Sustainable packaging company Parcls turns out to be a bottomless pit: 2.4 million.

It appears from the just published first bankruptcy report from trustee Angelina Bakker.


Parcls was a sustainable parcel service with branches in urban centers, where parcel companies such as DHL, DPD and GLS could deliver their parcels. Because these packages could then be picked up or delivered on a cargo bike, it would save a lot of traffic and exhaust gas in the city.

The company, which was founded in 2017 by entrepreneur Luc van Gompel, had six Amsterdam locations and three outside.

Growth plans

Parcls seemed to thrive in recent years. At the beginning of last year, the company raised growth financing of 1.7 million euros, including from Amsterdam’s sustainability fund AKEF. In March, Director Marlies van Lohuizen expressed the ambition to grow to 100 branches.

In May, Parcls suddenly appeared to be in serious financial trouble. Not long after, the company went bankrupt.

Millions evaporated

It now appears from curator Bakker’s bankruptcy report that Parcls has only had huge losses since its foundation. For example, the company posted a turnover of 250,000 euros in 2019, but the loss was a multiple of it; almost 684,000 euros.

A year later, turnover had doubled to almost half a million. But the loss had also grown, to 792,000 euros.

Last year, revenue exploded to just under 1.2 million euros, but there was a loss of more than half a million at the bottom. In the first five months of this year, the company lost an additional 377,000 euros. In 3.5 years, Parcls saw a total of almost 2.4 million euros evaporate.


The report also shows that persistent losses at the end of last year forced the company to look for new lenders. When these were not found in time, the company collapsed.

On 5 May, the Amsterdam Sustainability Fund AKEF claimed the company’s assets, which were pledged as collateral for the loans.

This, according to the report, led to Parcls having to request a deferral of payment. “It did not go well anyway, but if the income in the company goes to the mortgagee, the situation will be completely unsustainable,” says curator Bakker in a statement.

When it became apparent that there was no possibility of paying the creditors, the bankruptcy followed on 10 May. Initially, the trustee continued the company’s activities. But when one of the contracting package bidders unexpectedly withdrew his contract on May 16, Bakker saw no option but to stop the activities.

No restart

Last month, founder Van Gompel told RTL Z that he still had high hopes of a restart. It was also the financier AKEF behind. “Our fund wants to make a sustainable impact on Amsterdam. That goal can possibly be achieved through a restart,” said fund manager Casper Heijsteeg at the time.

The report now shows that there were some candidates for a restart, but that in the end nothing came of it. Now the trustee can not sell more than the remains of the estate.

The estate is also very lean.

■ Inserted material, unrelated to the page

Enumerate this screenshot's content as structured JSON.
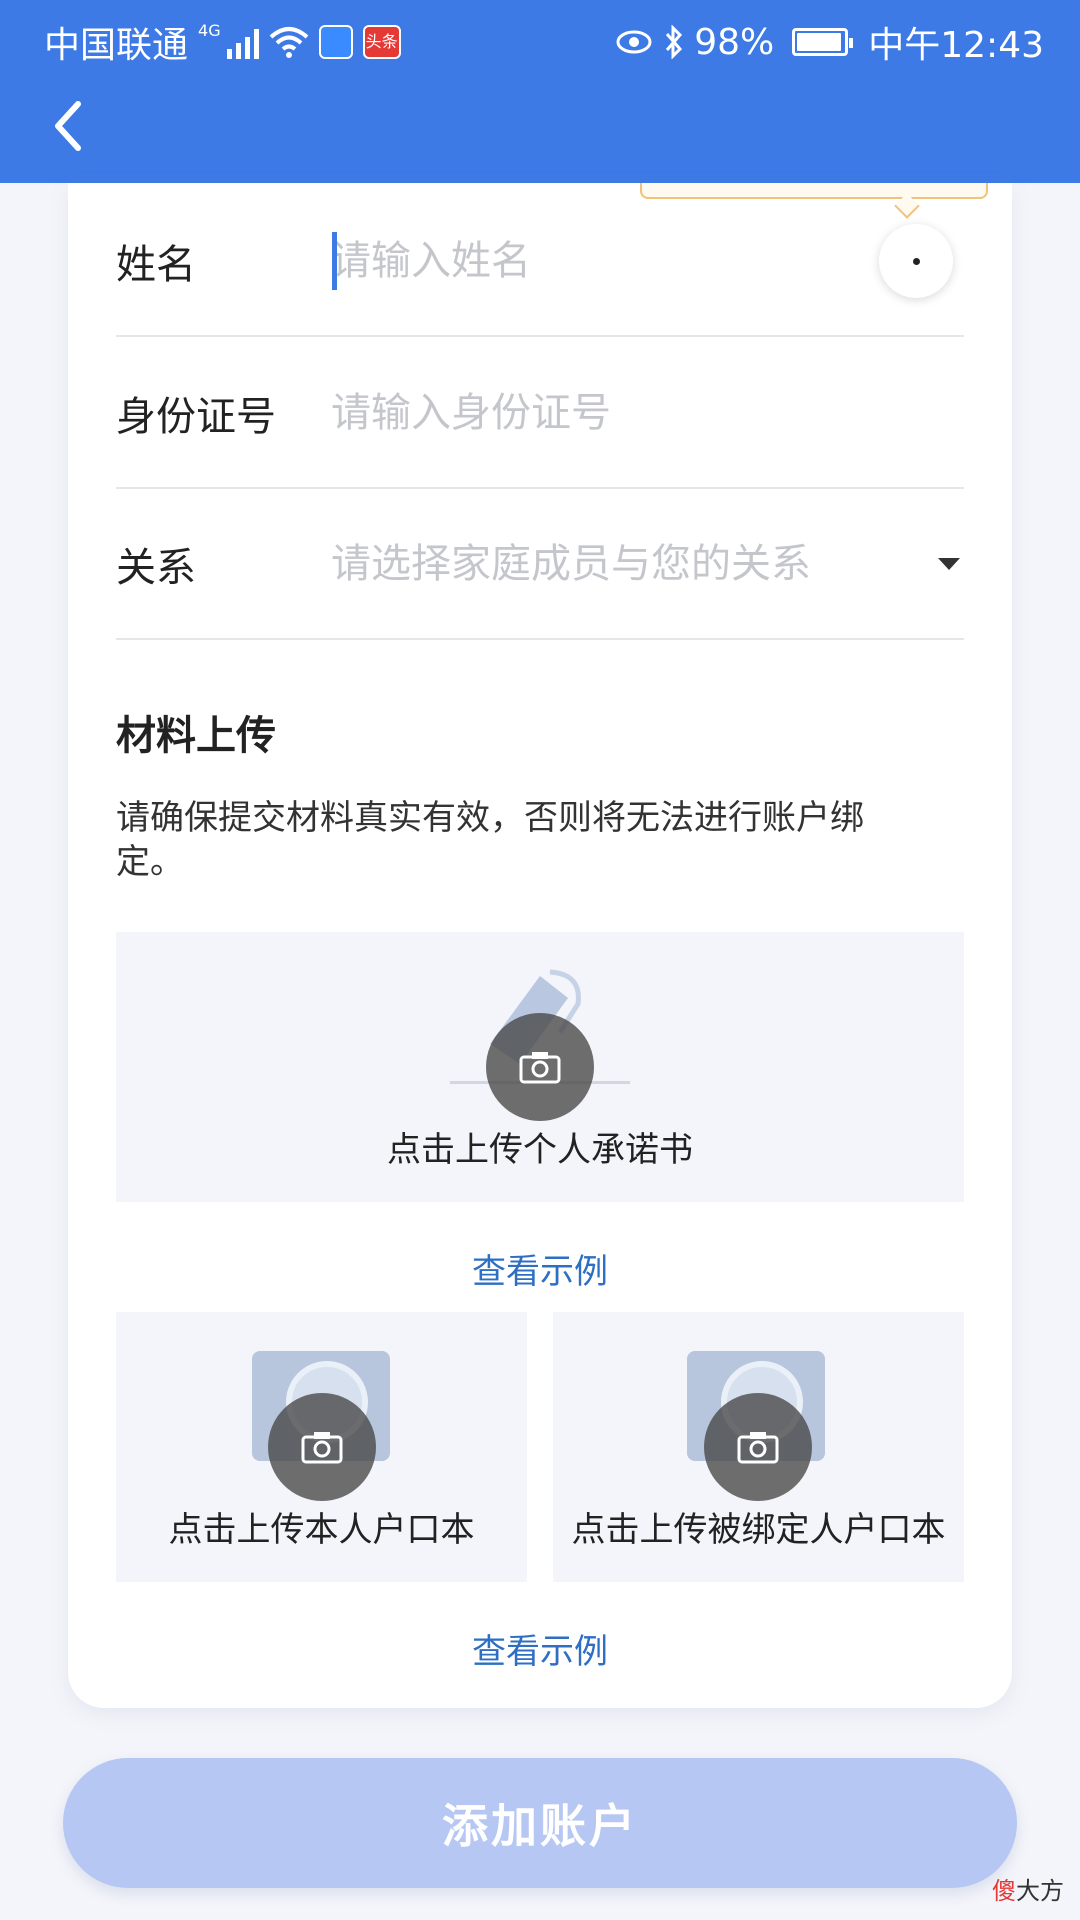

The company’s premises were rented and the company car and electric charging bikes were leased. The amounts that the company still owed from customers were partially pledged to the financier.

public money

The AKEF Climate Fund, which is financed with public funds from the municipality of Amsterdam, seems to have already invested 800,000 euros of the promised 1.2 million euros in the company. The vast majority of it must be considered lost.

AKEF is still trying to recover part of the money from the amounts that Parcls had credited from customers. The fund says it has had these assets as collateral for its loans. There were still around 90,000 euros in outstanding, but it is unlikely that the full amount can be recovered.

Dispute with curator

The trustee has now crossed paths with the fund because she believes that no ‘significant part of the debtor portfolio’ has been pledged at all. As a result of the dispute between the trustee and the fund, some creditors have now completely stopped paying back.

Bakker says in a justification that a so-called mortgage ban was included in the contract with one of the debtors. Moreover, it is one of the largest parties from which the company had money. “It’s a lot of money, almost the entire debtor portfolio.”

According to the trustee, negotiations are now underway with AKEF, which disputes its view on a solution to the dispute.

Can not be saved

Fund manager Heijsteeg of AKEF denies that the fund’s claim on the assets at the beginning of May was the direct cause of the suspension of payments and the subsequent bankruptcy. “The company could not be saved anyway. The amounts still to be paid by the debtors would not have been sufficient to pay the bills and salaries.”

Leave a Comment